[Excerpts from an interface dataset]
((

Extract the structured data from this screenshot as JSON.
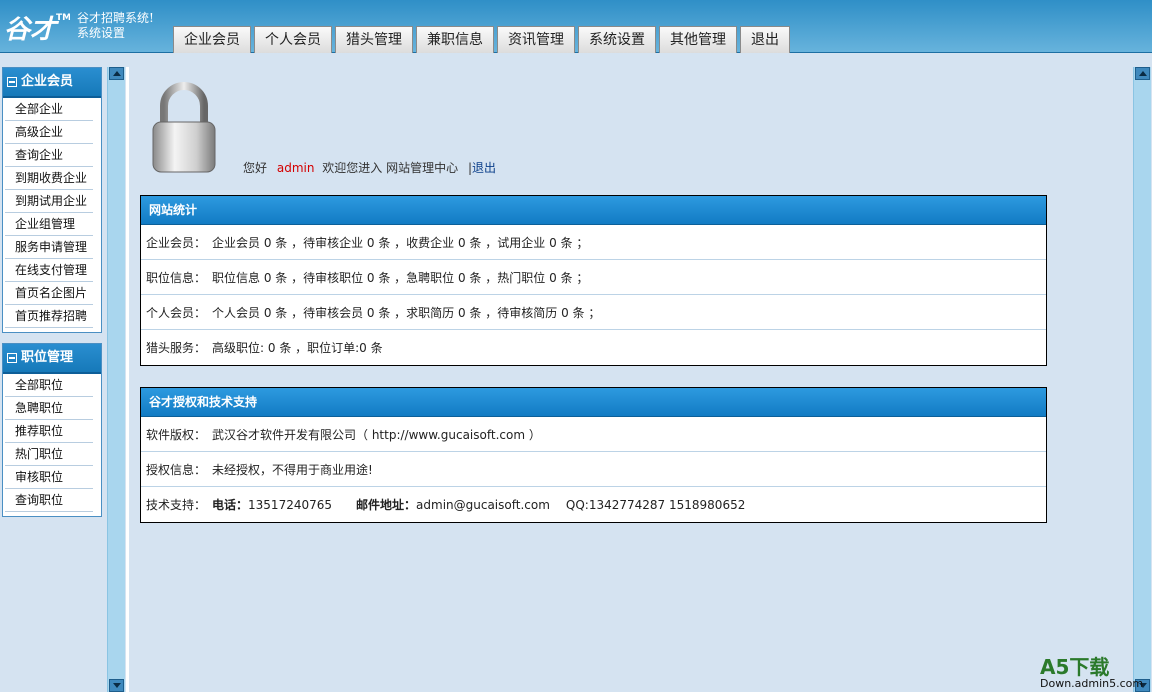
{
  "header": {
    "logo_text": "谷才™",
    "system_title_1": "谷才招聘系统!",
    "system_title_2": "系统设置",
    "tabs": [
      "企业会员",
      "个人会员",
      "猎头管理",
      "兼职信息",
      "资讯管理",
      "系统设置",
      "其他管理",
      "退出"
    ]
  },
  "sidebar": {
    "groups": [
      {
        "title": "企业会员",
        "items": [
          "全部企业",
          "高级企业",
          "查询企业",
          "到期收费企业",
          "到期试用企业",
          "企业组管理",
          "服务申请管理",
          "在线支付管理",
          "首页名企图片",
          "首页推荐招聘"
        ]
      },
      {
        "title": "职位管理",
        "items": [
          "全部职位",
          "急聘职位",
          "推荐职位",
          "热门职位",
          "审核职位",
          "查询职位"
        ]
      }
    ]
  },
  "welcome": {
    "greeting": "您好",
    "username": "admin",
    "message": "欢迎您进入  网站管理中心",
    "separator": "|",
    "logout": "退出"
  },
  "stats_panel": {
    "title": "网站统计",
    "rows": [
      {
        "label": "企业会员：",
        "text": "企业会员  0 条 ，待审核企业  0 条 ，收费企业  0 条 ，试用企业  0 条 ；"
      },
      {
        "label": "职位信息：",
        "text": "职位信息  0 条 ，待审核职位  0 条 ，急聘职位  0 条 ，热门职位  0 条 ；"
      },
      {
        "label": "个人会员：",
        "text": "个人会员  0 条 ，待审核会员  0 条 ，求职简历  0 条 ，待审核简历  0 条 ；"
      },
      {
        "label": "猎头服务：",
        "text": "高级职位: 0 条 ，职位订单:0 条"
      }
    ]
  },
  "support_panel": {
    "title": "谷才授权和技术支持",
    "copyright_label": "软件版权：",
    "copyright_text": "武汉谷才软件开发有限公司（ http://www.gucaisoft.com ）",
    "license_label": "授权信息：",
    "license_text": "未经授权，不得用于商业用途!",
    "support_label": "技术支持：",
    "phone_label": "电话：",
    "phone": "13517240765",
    "email_label": "邮件地址：",
    "email": "admin@gucaisoft.com",
    "qq": "QQ:1342774287  1518980652"
  },
  "watermark": {
    "brand": "A5下载",
    "url": "Down.admin5.com"
  }
}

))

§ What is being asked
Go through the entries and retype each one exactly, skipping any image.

§ Solution to this problem
Extract the structured data from this screenshot as JSON.
{
  "header": {
    "logo_text": "谷才™",
    "system_title_1": "谷才招聘系统!",
    "system_title_2": "系统设置",
    "tabs": [
      "企业会员",
      "个人会员",
      "猎头管理",
      "兼职信息",
      "资讯管理",
      "系统设置",
      "其他管理",
      "退出"
    ]
  },
  "sidebar": {
    "groups": [
      {
        "title": "企业会员",
        "items": [
          "全部企业",
          "高级企业",
          "查询企业",
          "到期收费企业",
          "到期试用企业",
          "企业组管理",
          "服务申请管理",
          "在线支付管理",
          "首页名企图片",
          "首页推荐招聘"
        ]
      },
      {
        "title": "职位管理",
        "items": [
          "全部职位",
          "急聘职位",
          "推荐职位",
          "热门职位",
          "审核职位",
          "查询职位"
        ]
      }
    ]
  },
  "welcome": {
    "greeting": "您好",
    "username": "admin",
    "message": "欢迎您进入  网站管理中心",
    "separator": "|",
    "logout": "退出"
  },
  "stats_panel": {
    "title": "网站统计",
    "rows": [
      {
        "label": "企业会员：",
        "text": "企业会员  0 条 ，待审核企业  0 条 ，收费企业  0 条 ，试用企业  0 条 ；"
      },
      {
        "label": "职位信息：",
        "text": "职位信息  0 条 ，待审核职位  0 条 ，急聘职位  0 条 ，热门职位  0 条 ；"
      },
      {
        "label": "个人会员：",
        "text": "个人会员  0 条 ，待审核会员  0 条 ，求职简历  0 条 ，待审核简历  0 条 ；"
      },
      {
        "label": "猎头服务：",
        "text": "高级职位: 0 条 ，职位订单:0 条"
      }
    ]
  },
  "support_panel": {
    "title": "谷才授权和技术支持",
    "copyright_label": "软件版权：",
    "copyright_text": "武汉谷才软件开发有限公司（ http://www.gucaisoft.com ）",
    "license_label": "授权信息：",
    "license_text": "未经授权，不得用于商业用途!",
    "support_label": "技术支持：",
    "phone_label": "电话：",
    "phone": "13517240765",
    "email_label": "邮件地址：",
    "email": "admin@gucaisoft.com",
    "qq": "QQ:1342774287  1518980652"
  },
  "watermark": {
    "brand": "A5下载",
    "url": "Down.admin5.com"
  }
}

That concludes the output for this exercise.